I saw Cole perform "Chit Chat Chit," which indicts the dangerous pleasures of gossip, at the "Beast Women" festival this year. It's still a head rush. She veers from cartoonishly demure ingenuousness to a guttural viciousness that becomes almost comic as her pace increases. At first she merely sits and watches the audience, smiling blandly until she leans forward, thrusts out her tongue in a yoga stretch, and roars. Her transformation is the metaphor for the gossip's role throughout the piece, as she plays a telltale at a party: her stories escalate until they become ridiculous, then surreal, and finally incomprehensible, degenerating into babble and a concluding roar. Cole is particularly good at turning speech into nonsense in "Chit Chat Chit," spreading her mouth wide and enunciating every word of some story about a snake-handling woman who keeps hundreds of birds, nodding and pursing her lips as she emphasizes that every word is the plain truth: "No no no no no, I never lie."
"The Video" is a more conventional narrative, a story about Cole's 12-year-old sister stealing a pornographic video from a box in the family's basement. The script's detail and strange twists into verbal cul-de-sacs about family secrets make this a surprising and intimate journey. The theft provokes an outpouring so heartfelt it would be a confession if it weren't so diffuse and unselfconscious. Cole describes her sister's early and obsessive sexual awakening, her father's stinginess and loyalty, and her own explosive rage when she's falsely accused. The plain language and bug-eyed intensity of her performance made me believe I was seeing the adolescent Cole as she shouts, "You better tell him it was you, you better better better better tell him, because I am not getting in trouble for this, because if it wasn't me, which it wasn't, it was you!"
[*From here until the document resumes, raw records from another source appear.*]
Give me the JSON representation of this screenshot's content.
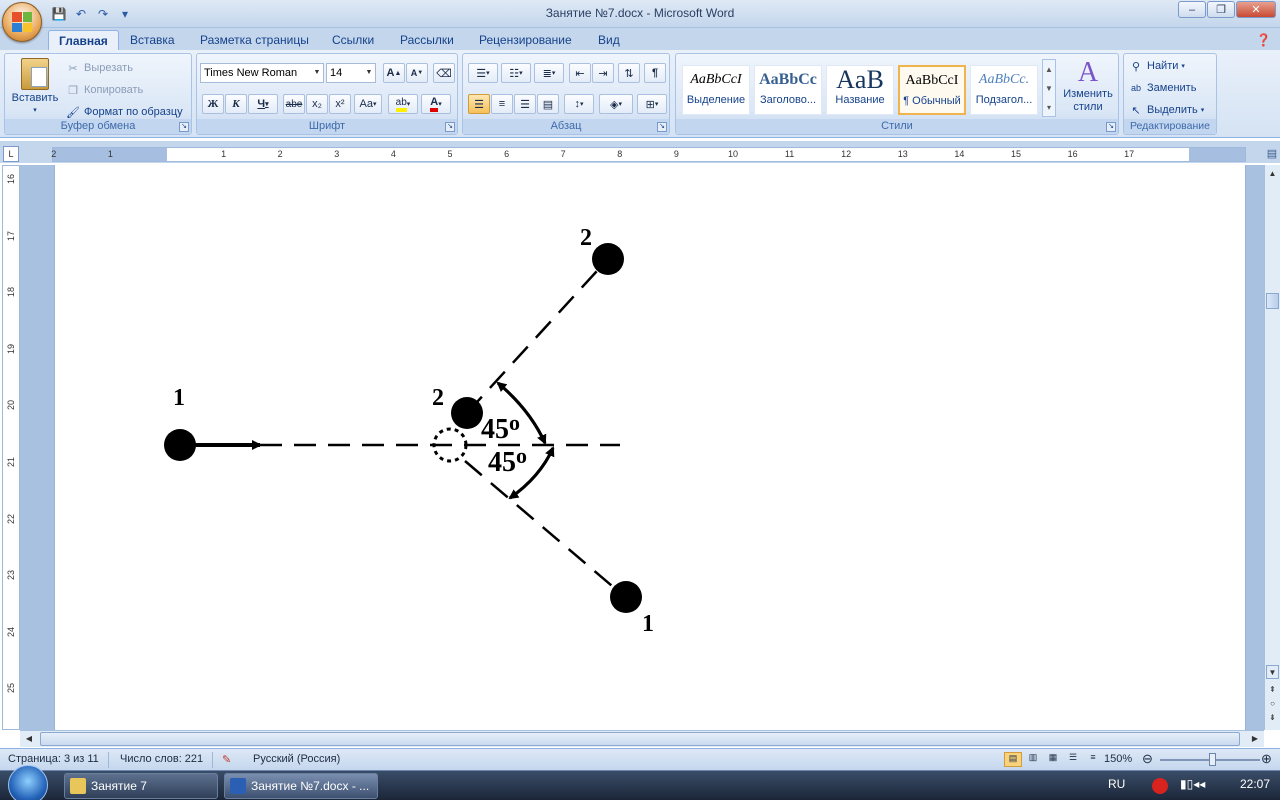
{
  "window": {
    "title": "Занятие №7.docx - Microsoft Word"
  },
  "qat": {
    "save": "💾",
    "undo": "↶",
    "redo": "↷",
    "more": "▾"
  },
  "tabs": [
    "Главная",
    "Вставка",
    "Разметка страницы",
    "Ссылки",
    "Рассылки",
    "Рецензирование",
    "Вид"
  ],
  "clipboard": {
    "paste": "Вставить",
    "cut": "Вырезать",
    "copy": "Копировать",
    "format_painter": "Формат по образцу",
    "label": "Буфер обмена"
  },
  "font": {
    "family": "Times New Roman",
    "size": "14",
    "label": "Шрифт",
    "bold": "Ж",
    "italic": "К",
    "underline": "Ч",
    "strike": "abe",
    "sub": "x₂",
    "sup": "x²",
    "case": "Aa",
    "grow": "A",
    "shrink": "A"
  },
  "paragraph": {
    "label": "Абзац"
  },
  "styles": {
    "label": "Стили",
    "items": [
      {
        "sample": "AaBbCcI",
        "name": "Выделение"
      },
      {
        "sample": "AaBbCc",
        "name": "Заголово..."
      },
      {
        "sample": "AaB",
        "name": "Название"
      },
      {
        "sample": "AaBbCcI",
        "name": "¶ Обычный"
      },
      {
        "sample": "AaBbCc.",
        "name": "Подзагол..."
      }
    ],
    "change": "Изменить стили"
  },
  "editing": {
    "find": "Найти",
    "replace": "Заменить",
    "select": "Выделить",
    "label": "Редактирование"
  },
  "ruler": {
    "h_numbers": [
      "2",
      "1",
      "1",
      "2",
      "3",
      "4",
      "5",
      "6",
      "7",
      "8",
      "9",
      "10",
      "11",
      "12",
      "13",
      "14",
      "15",
      "16",
      "17"
    ],
    "v_numbers": [
      "16",
      "17",
      "18",
      "19",
      "20",
      "21",
      "22",
      "23",
      "24",
      "25"
    ]
  },
  "figure": {
    "labels": [
      "1",
      "2",
      "2",
      "1"
    ],
    "angle_top": "45",
    "angle_bottom": "45",
    "degree": "o"
  },
  "status": {
    "page": "Страница: 3 из 11",
    "words": "Число слов: 221",
    "language": "Русский (Россия)",
    "zoom": "150%"
  },
  "taskbar": {
    "items": [
      "Занятие 7",
      "Занятие №7.docx - ..."
    ],
    "lang": "RU",
    "time": "22:07"
  }
}
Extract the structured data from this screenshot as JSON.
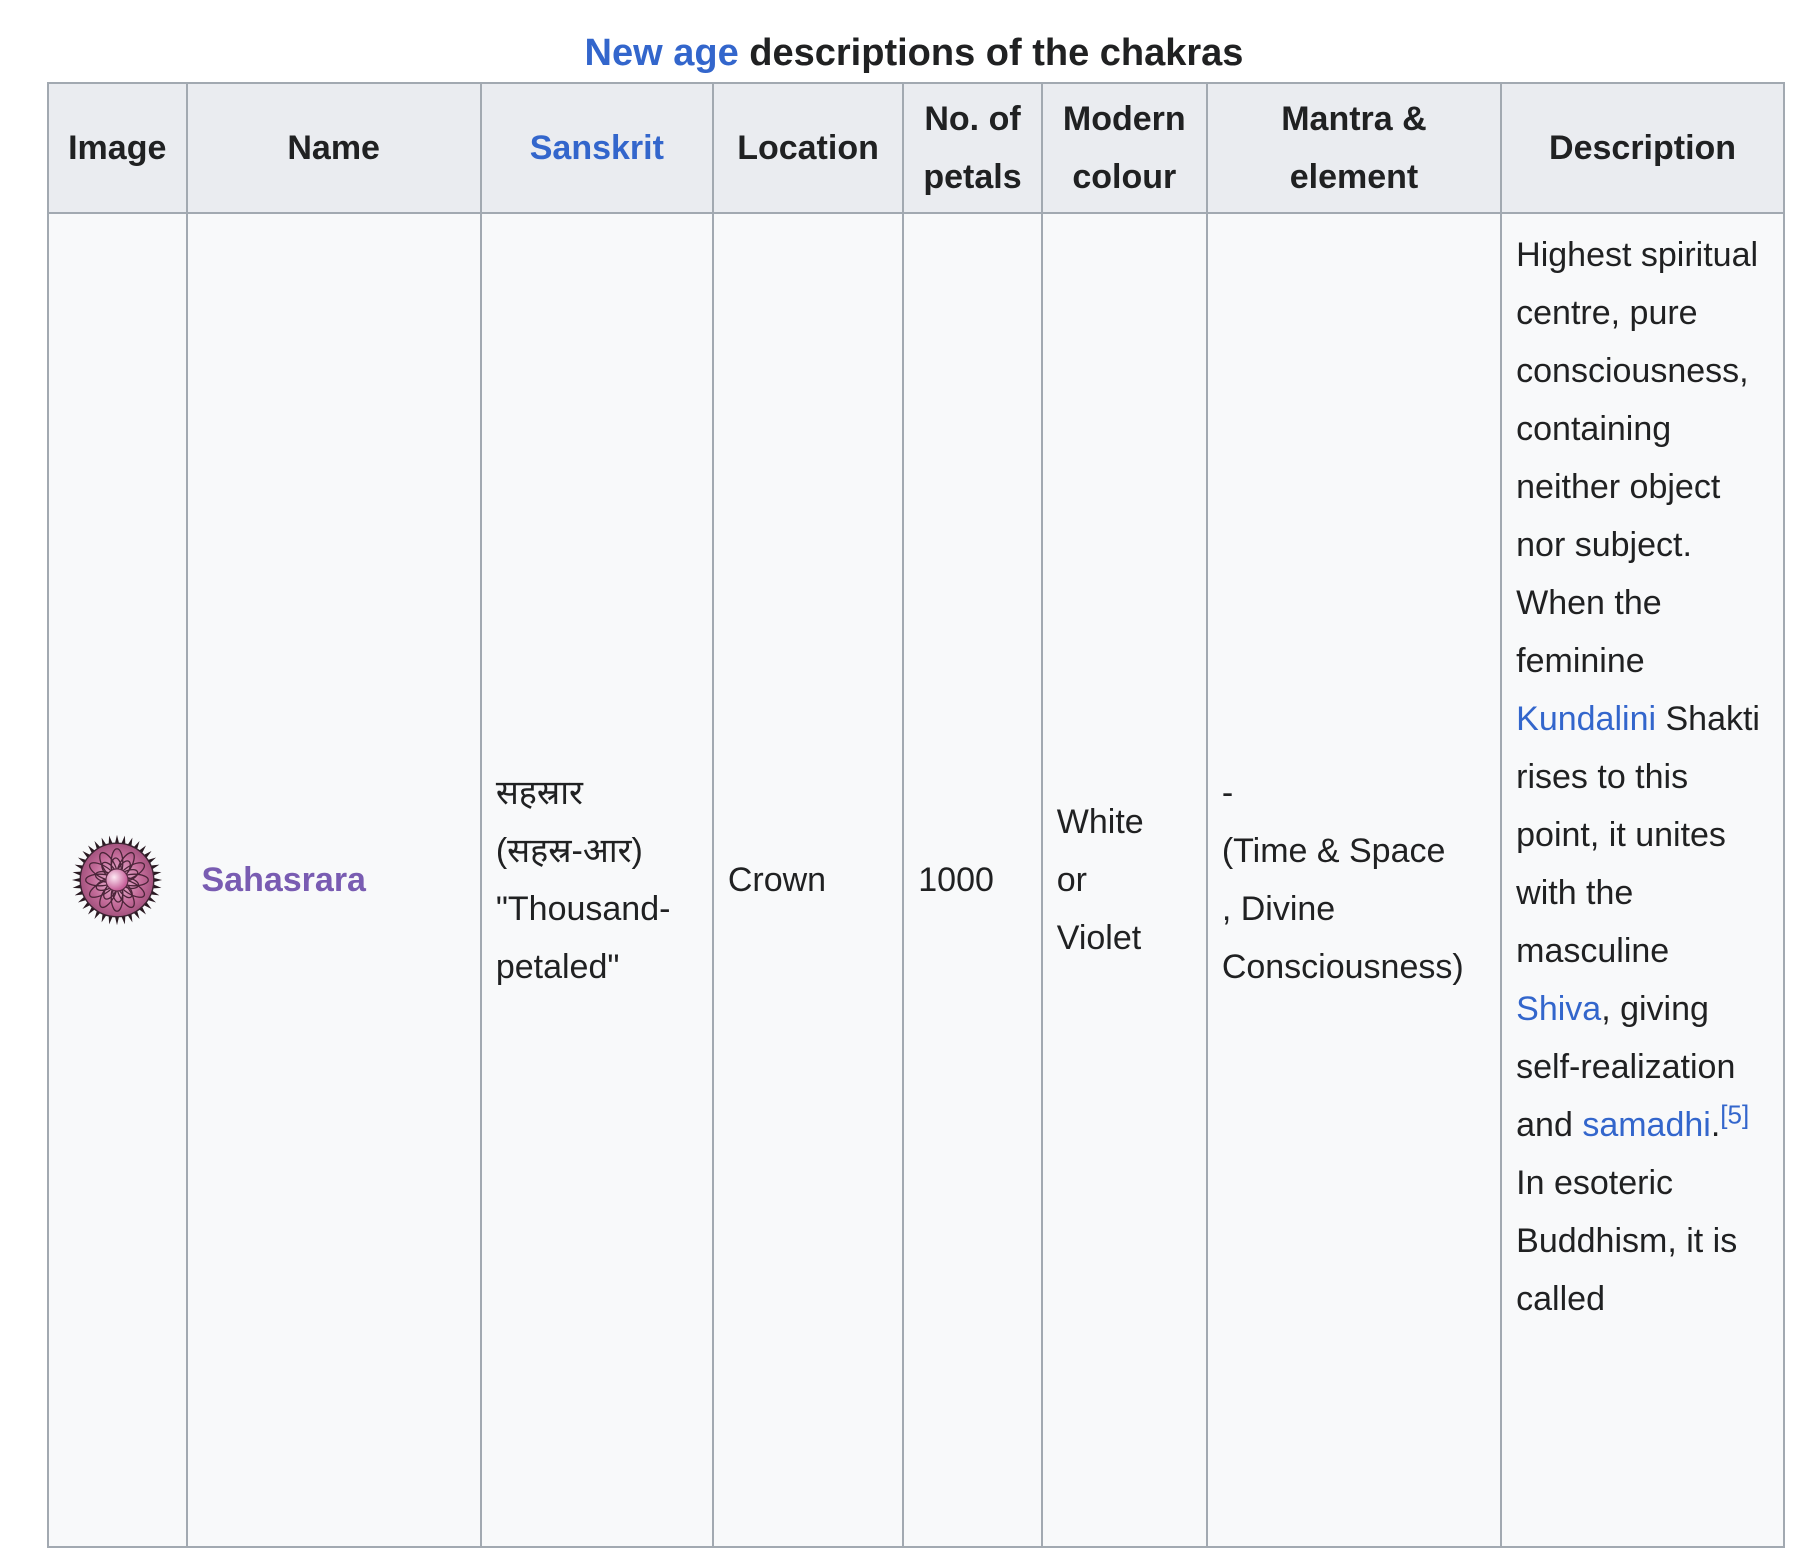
{
  "caption": {
    "link_text": "New age",
    "rest": " descriptions of the chakras"
  },
  "headers": {
    "image": "Image",
    "name": "Name",
    "sanskrit": "Sanskrit",
    "location": "Location",
    "petals_line1": "No. of",
    "petals_line2": "petals",
    "colour_line1": "Modern",
    "colour_line2": "colour",
    "mantra_line1": "Mantra &",
    "mantra_line2": "element",
    "description": "Description"
  },
  "row": {
    "image_icon": "sahasrara-lotus-icon",
    "name": "Sahasrara",
    "sanskrit_line1": "सहस्रार",
    "sanskrit_line2": "(सहस्र-आर)",
    "sanskrit_line3": "\"Thousand-",
    "sanskrit_line4": "petaled\"",
    "location": "Crown",
    "petals": "1000",
    "colour_line1": "White",
    "colour_line2": "or",
    "colour_line3": "Violet",
    "mantra_line1": "-",
    "mantra_line2": "(Time & Space",
    "mantra_line3": ", Divine",
    "mantra_line4": "Consciousness)",
    "description": {
      "p1": "Highest spiritual centre, pure consciousness, containing neither object nor subject. When the feminine ",
      "link_kundalini": "Kundalini",
      "p2": " Shakti rises to this point, it unites with the masculine ",
      "link_shiva": "Shiva",
      "p3": ", giving self-realization and ",
      "link_samadhi": "samadhi",
      "p4": ".",
      "ref": "[5]",
      "p5": " In esoteric Buddhism, it is called"
    }
  },
  "colors": {
    "link": "#3366cc",
    "visited_link": "#795cb2",
    "header_bg": "#eaecf0",
    "cell_bg": "#f8f9fa",
    "border": "#a2a9b1"
  }
}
My favorite piece, though, is "Arena," a fantasia revolving around sports clich‚s. Cole's use of frenzied repetition is more sophisticated here: she combines adages from war movies and sports broadcasting with lunatic-sounding descriptions of Eskimo competitions. The intelligent, almost anthropological tone of the script contrasts brilliantly with Cole's enraged, adrenaline-stoked performance. She enters wearing a hodgepodge of sports gear, from football to boxing, the flapping sides of a loose shoulder brace slipping forward to resemble an extra set of breasts. "I have put on my uniform and I have entered the arena," she announces. Then she proceeds to battle unseen enemies at breakneck speed, interview herself about her victories and courage, and injure herself in a frenzy of self-destruction, collapsing in a panting heap.
Cole's rages can break apart stage conventions as easily and forcefully as they break up the language. She earns her well-choreographed madness in "Arena," shouting, "You have to have a sense of what is beautiful, and what is true, and what is right, because out there they can kill you. I swear to God they can." Refusing to die the little deaths of easy answers and small catharses, Cole makes her words into land mines and refuses to watch her step."